◆ **EXERCISE OBJECTIVE**:
Set down the entries once more, exactly as they are written.

◆ **Web page and app entries**:
□ □ □ □
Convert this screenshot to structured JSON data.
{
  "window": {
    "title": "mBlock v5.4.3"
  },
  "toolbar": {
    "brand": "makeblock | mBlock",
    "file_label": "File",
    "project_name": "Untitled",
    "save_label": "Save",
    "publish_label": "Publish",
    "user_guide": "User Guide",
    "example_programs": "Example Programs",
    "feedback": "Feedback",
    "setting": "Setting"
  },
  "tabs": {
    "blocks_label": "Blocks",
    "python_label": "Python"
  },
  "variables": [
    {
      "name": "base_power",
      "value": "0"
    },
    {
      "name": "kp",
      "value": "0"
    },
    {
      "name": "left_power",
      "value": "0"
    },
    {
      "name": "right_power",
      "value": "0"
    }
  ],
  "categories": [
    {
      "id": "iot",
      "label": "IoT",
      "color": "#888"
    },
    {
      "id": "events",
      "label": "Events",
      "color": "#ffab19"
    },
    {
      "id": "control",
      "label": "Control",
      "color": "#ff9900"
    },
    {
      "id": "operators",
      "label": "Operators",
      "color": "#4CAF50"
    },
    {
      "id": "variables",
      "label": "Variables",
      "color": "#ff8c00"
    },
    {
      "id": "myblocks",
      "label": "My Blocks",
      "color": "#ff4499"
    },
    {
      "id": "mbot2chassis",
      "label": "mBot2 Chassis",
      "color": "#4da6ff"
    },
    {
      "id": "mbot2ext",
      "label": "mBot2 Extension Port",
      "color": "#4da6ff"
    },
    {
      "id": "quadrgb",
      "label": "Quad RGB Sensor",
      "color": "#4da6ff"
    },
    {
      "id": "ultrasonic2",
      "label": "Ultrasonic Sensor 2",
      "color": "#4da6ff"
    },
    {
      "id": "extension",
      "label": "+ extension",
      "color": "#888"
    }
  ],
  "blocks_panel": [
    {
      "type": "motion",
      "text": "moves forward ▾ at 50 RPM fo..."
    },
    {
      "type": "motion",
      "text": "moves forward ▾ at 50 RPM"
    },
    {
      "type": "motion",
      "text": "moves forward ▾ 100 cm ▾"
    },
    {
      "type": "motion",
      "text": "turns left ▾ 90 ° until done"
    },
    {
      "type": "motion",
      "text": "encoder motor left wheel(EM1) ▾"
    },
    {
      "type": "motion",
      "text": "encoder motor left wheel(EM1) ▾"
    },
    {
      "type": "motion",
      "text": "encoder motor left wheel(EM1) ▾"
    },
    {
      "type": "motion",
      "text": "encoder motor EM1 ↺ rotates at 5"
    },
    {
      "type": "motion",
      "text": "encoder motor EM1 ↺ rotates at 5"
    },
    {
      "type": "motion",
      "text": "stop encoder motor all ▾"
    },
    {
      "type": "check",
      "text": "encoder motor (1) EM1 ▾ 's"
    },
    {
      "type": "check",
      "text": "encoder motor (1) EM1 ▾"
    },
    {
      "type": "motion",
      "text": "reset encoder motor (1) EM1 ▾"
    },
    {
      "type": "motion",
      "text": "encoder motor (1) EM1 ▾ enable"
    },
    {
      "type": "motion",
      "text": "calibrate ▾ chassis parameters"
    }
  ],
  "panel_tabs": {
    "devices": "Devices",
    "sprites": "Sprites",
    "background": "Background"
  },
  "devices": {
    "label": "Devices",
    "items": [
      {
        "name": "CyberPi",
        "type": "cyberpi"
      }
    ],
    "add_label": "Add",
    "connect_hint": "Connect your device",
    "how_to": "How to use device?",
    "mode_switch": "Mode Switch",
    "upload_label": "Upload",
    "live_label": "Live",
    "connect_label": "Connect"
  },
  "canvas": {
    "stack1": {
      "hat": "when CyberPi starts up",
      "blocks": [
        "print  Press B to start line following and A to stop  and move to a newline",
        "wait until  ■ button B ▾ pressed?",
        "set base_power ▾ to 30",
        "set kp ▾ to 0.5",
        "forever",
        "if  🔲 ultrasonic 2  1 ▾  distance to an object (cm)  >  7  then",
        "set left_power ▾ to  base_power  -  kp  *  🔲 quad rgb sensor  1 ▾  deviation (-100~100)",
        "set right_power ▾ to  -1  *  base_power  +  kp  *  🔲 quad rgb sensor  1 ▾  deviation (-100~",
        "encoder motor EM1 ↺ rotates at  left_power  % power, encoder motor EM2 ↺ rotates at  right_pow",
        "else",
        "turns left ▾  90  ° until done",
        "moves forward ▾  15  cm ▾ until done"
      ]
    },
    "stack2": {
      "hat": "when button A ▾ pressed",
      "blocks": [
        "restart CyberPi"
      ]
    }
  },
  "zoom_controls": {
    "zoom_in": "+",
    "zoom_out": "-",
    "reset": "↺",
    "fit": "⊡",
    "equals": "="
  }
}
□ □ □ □
◆ **ANSWER TO THE PROBLEM**:
Convert this screenshot to structured JSON data.
{
  "window": {
    "title": "mBlock v5.4.3"
  },
  "toolbar": {
    "brand": "makeblock | mBlock",
    "file_label": "File",
    "project_name": "Untitled",
    "save_label": "Save",
    "publish_label": "Publish",
    "user_guide": "User Guide",
    "example_programs": "Example Programs",
    "feedback": "Feedback",
    "setting": "Setting"
  },
  "tabs": {
    "blocks_label": "Blocks",
    "python_label": "Python"
  },
  "variables": [
    {
      "name": "base_power",
      "value": "0"
    },
    {
      "name": "kp",
      "value": "0"
    },
    {
      "name": "left_power",
      "value": "0"
    },
    {
      "name": "right_power",
      "value": "0"
    }
  ],
  "categories": [
    {
      "id": "iot",
      "label": "IoT",
      "color": "#888"
    },
    {
      "id": "events",
      "label": "Events",
      "color": "#ffab19"
    },
    {
      "id": "control",
      "label": "Control",
      "color": "#ff9900"
    },
    {
      "id": "operators",
      "label": "Operators",
      "color": "#4CAF50"
    },
    {
      "id": "variables",
      "label": "Variables",
      "color": "#ff8c00"
    },
    {
      "id": "myblocks",
      "label": "My Blocks",
      "color": "#ff4499"
    },
    {
      "id": "mbot2chassis",
      "label": "mBot2 Chassis",
      "color": "#4da6ff"
    },
    {
      "id": "mbot2ext",
      "label": "mBot2 Extension Port",
      "color": "#4da6ff"
    },
    {
      "id": "quadrgb",
      "label": "Quad RGB Sensor",
      "color": "#4da6ff"
    },
    {
      "id": "ultrasonic2",
      "label": "Ultrasonic Sensor 2",
      "color": "#4da6ff"
    },
    {
      "id": "extension",
      "label": "+ extension",
      "color": "#888"
    }
  ],
  "blocks_panel": [
    {
      "type": "motion",
      "text": "moves forward ▾ at 50 RPM fo..."
    },
    {
      "type": "motion",
      "text": "moves forward ▾ at 50 RPM"
    },
    {
      "type": "motion",
      "text": "moves forward ▾ 100 cm ▾"
    },
    {
      "type": "motion",
      "text": "turns left ▾ 90 ° until done"
    },
    {
      "type": "motion",
      "text": "encoder motor left wheel(EM1) ▾"
    },
    {
      "type": "motion",
      "text": "encoder motor left wheel(EM1) ▾"
    },
    {
      "type": "motion",
      "text": "encoder motor left wheel(EM1) ▾"
    },
    {
      "type": "motion",
      "text": "encoder motor EM1 ↺ rotates at 5"
    },
    {
      "type": "motion",
      "text": "encoder motor EM1 ↺ rotates at 5"
    },
    {
      "type": "motion",
      "text": "stop encoder motor all ▾"
    },
    {
      "type": "check",
      "text": "encoder motor (1) EM1 ▾ 's"
    },
    {
      "type": "check",
      "text": "encoder motor (1) EM1 ▾"
    },
    {
      "type": "motion",
      "text": "reset encoder motor (1) EM1 ▾"
    },
    {
      "type": "motion",
      "text": "encoder motor (1) EM1 ▾ enable"
    },
    {
      "type": "motion",
      "text": "calibrate ▾ chassis parameters"
    }
  ],
  "panel_tabs": {
    "devices": "Devices",
    "sprites": "Sprites",
    "background": "Background"
  },
  "devices": {
    "label": "Devices",
    "items": [
      {
        "name": "CyberPi",
        "type": "cyberpi"
      }
    ],
    "add_label": "Add",
    "connect_hint": "Connect your device",
    "how_to": "How to use device?",
    "mode_switch": "Mode Switch",
    "upload_label": "Upload",
    "live_label": "Live",
    "connect_label": "Connect"
  },
  "canvas": {
    "stack1": {
      "hat": "when CyberPi starts up",
      "blocks": [
        "print  Press B to start line following and A to stop  and move to a newline",
        "wait until  ■ button B ▾ pressed?",
        "set base_power ▾ to 30",
        "set kp ▾ to 0.5",
        "forever",
        "if  🔲 ultrasonic 2  1 ▾  distance to an object (cm)  >  7  then",
        "set left_power ▾ to  base_power  -  kp  *  🔲 quad rgb sensor  1 ▾  deviation (-100~100)",
        "set right_power ▾ to  -1  *  base_power  +  kp  *  🔲 quad rgb sensor  1 ▾  deviation (-100~",
        "encoder motor EM1 ↺ rotates at  left_power  % power, encoder motor EM2 ↺ rotates at  right_pow",
        "else",
        "turns left ▾  90  ° until done",
        "moves forward ▾  15  cm ▾ until done"
      ]
    },
    "stack2": {
      "hat": "when button A ▾ pressed",
      "blocks": [
        "restart CyberPi"
      ]
    }
  },
  "zoom_controls": {
    "zoom_in": "+",
    "zoom_out": "-",
    "reset": "↺",
    "fit": "⊡",
    "equals": "="
  }
}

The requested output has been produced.